Waking up this morning was still pretty bad from the headache perspective, but all the scary ish was past. As the day went on, things got better. I could talk fine, write fine, read fine.
I got my mind back.
So what happened, and why didn't I go to the hospital?
First, I may still go to a hospital, but don't feel the need to right now. The deal is, my body has been through a lot. I fasted, hardcore, for two weeks, with only lemon, maple syrup, cayenne pepper and water. My immune system hasn't been restored. This week, my body got hit with a lot: introduction of solid foods, significantly heavier workload, eight hours in front of a computer, air travel (to Jersey no less), 4-5 hour nights of sleep, and a cold/virus.
Second, given my low immune system, a hospital is the worst place to be.
With all that, I think what I experienced last night makes a bit more sense. It's still terrifying, but explainable to me.
1. I just performed at Jimmy Tingle's in Somerville and decided to tell a bit of this story rather than do my standard set. I got two different audio recordings and hope to put a version in my next podcast.
2. A friend of mine was at the show and came up to me afterwards. "Dude," he said. "You had a nervous breakdown. I went through a similar thing last year." He said it was related to pent up grief over his father. I'll have to look into this more. He could be right.

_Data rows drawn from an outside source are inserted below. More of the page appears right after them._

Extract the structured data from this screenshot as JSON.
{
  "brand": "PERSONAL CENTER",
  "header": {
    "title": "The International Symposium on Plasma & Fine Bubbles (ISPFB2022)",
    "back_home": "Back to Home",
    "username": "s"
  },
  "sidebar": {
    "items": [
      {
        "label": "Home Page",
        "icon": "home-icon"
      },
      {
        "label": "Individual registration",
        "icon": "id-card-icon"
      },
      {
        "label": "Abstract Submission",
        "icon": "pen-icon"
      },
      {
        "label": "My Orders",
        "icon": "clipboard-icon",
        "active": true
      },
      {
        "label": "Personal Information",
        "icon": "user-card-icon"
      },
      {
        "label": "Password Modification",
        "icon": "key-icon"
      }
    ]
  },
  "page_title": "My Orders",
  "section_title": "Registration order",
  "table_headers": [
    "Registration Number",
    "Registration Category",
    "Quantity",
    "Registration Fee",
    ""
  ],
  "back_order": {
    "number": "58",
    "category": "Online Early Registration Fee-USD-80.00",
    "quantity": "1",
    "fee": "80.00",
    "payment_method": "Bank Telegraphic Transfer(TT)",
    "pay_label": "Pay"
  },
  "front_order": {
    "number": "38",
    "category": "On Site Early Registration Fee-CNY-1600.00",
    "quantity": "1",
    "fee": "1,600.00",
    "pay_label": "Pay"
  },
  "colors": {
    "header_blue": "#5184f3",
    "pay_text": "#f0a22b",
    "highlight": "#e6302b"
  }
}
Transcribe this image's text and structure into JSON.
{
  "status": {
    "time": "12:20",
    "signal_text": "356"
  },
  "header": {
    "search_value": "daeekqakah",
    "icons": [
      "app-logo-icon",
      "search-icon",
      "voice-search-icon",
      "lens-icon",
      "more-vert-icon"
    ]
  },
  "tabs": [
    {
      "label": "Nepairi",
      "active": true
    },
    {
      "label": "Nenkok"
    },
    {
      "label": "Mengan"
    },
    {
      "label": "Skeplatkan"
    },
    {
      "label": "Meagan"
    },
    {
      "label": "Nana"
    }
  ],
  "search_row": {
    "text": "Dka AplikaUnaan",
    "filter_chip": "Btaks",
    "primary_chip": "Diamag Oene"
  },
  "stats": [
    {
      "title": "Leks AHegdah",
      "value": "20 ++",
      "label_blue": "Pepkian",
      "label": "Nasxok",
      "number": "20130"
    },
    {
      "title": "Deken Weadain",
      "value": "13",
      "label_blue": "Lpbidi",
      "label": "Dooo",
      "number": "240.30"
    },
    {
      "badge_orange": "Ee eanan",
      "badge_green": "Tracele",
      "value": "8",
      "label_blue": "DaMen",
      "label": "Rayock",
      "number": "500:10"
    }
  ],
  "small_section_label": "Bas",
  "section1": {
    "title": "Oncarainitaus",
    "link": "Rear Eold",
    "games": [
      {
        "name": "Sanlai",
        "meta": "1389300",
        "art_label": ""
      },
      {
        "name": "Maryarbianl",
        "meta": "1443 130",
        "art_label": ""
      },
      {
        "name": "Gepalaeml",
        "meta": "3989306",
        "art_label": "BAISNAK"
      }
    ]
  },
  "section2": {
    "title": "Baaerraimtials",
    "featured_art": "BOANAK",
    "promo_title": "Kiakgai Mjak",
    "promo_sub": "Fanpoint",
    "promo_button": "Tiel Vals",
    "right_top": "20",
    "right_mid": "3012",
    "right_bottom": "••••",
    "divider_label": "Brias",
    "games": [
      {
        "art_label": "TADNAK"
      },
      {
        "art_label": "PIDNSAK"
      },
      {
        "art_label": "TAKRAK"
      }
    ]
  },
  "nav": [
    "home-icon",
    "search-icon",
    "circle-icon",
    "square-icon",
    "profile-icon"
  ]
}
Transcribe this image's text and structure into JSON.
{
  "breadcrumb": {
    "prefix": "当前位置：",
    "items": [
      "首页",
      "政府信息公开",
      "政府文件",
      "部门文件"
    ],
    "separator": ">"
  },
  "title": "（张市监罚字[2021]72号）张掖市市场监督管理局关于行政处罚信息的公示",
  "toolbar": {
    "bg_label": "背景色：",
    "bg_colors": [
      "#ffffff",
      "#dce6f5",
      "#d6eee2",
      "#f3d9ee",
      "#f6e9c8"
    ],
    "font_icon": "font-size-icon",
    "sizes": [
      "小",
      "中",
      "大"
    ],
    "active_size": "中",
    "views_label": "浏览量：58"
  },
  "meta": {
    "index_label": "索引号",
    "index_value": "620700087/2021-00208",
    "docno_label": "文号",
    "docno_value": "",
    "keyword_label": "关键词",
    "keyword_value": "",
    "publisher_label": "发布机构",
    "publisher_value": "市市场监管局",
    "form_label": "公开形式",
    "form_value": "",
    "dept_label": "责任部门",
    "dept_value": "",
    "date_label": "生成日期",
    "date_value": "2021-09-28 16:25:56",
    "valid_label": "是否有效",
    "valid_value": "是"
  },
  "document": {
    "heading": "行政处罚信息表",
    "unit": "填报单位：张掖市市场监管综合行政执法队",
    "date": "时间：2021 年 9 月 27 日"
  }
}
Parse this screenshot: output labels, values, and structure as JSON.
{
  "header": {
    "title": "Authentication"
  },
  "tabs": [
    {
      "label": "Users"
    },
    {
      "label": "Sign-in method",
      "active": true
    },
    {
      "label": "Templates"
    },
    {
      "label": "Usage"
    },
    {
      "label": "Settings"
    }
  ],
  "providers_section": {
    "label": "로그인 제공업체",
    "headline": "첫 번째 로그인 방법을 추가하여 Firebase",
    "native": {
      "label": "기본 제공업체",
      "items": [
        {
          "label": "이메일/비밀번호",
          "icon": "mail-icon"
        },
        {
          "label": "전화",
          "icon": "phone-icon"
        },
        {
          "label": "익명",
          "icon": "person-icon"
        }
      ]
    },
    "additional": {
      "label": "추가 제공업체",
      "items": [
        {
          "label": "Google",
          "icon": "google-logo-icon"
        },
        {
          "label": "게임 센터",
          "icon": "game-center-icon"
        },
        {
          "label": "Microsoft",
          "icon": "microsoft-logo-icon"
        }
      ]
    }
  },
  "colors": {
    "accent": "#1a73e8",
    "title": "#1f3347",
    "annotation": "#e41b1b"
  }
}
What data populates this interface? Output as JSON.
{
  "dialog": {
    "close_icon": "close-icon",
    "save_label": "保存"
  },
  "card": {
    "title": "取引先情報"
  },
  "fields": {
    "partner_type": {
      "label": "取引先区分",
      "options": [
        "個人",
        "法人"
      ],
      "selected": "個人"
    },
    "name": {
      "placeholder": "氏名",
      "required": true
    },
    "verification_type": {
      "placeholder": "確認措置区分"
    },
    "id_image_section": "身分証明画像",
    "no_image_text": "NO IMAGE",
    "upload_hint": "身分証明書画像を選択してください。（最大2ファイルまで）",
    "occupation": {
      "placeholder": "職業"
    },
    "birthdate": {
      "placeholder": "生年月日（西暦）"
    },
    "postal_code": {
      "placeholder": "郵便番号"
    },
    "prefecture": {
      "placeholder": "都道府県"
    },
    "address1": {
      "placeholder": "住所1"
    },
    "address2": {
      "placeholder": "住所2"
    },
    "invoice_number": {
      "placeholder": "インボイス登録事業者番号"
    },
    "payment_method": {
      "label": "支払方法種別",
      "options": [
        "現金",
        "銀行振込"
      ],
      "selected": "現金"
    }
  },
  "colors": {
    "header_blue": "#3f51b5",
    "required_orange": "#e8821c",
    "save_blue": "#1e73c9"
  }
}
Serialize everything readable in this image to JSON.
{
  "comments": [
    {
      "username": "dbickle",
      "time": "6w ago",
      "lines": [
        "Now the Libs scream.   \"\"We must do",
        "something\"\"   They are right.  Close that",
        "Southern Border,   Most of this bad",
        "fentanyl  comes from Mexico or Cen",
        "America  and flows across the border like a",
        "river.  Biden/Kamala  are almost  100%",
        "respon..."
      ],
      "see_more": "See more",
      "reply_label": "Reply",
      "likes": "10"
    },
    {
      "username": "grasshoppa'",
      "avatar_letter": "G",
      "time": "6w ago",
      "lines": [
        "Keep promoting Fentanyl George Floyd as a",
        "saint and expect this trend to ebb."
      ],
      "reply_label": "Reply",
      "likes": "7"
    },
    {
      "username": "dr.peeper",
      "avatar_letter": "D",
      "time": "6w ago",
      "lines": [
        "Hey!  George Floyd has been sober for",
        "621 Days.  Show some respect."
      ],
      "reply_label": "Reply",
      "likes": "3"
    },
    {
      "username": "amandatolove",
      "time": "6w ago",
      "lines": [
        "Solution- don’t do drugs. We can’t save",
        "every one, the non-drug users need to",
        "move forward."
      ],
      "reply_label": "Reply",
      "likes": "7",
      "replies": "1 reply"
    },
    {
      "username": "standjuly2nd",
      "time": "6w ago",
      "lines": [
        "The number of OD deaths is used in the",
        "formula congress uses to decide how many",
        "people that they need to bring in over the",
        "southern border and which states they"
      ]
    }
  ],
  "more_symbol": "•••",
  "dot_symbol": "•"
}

3. Finally, if you want to know what a slake-moth is, buy the book, Perdido Street Station by China Mieville. You will help support my artistic endeavors, and you will be rewarded by experiencing one of the greatest stories I've ever read.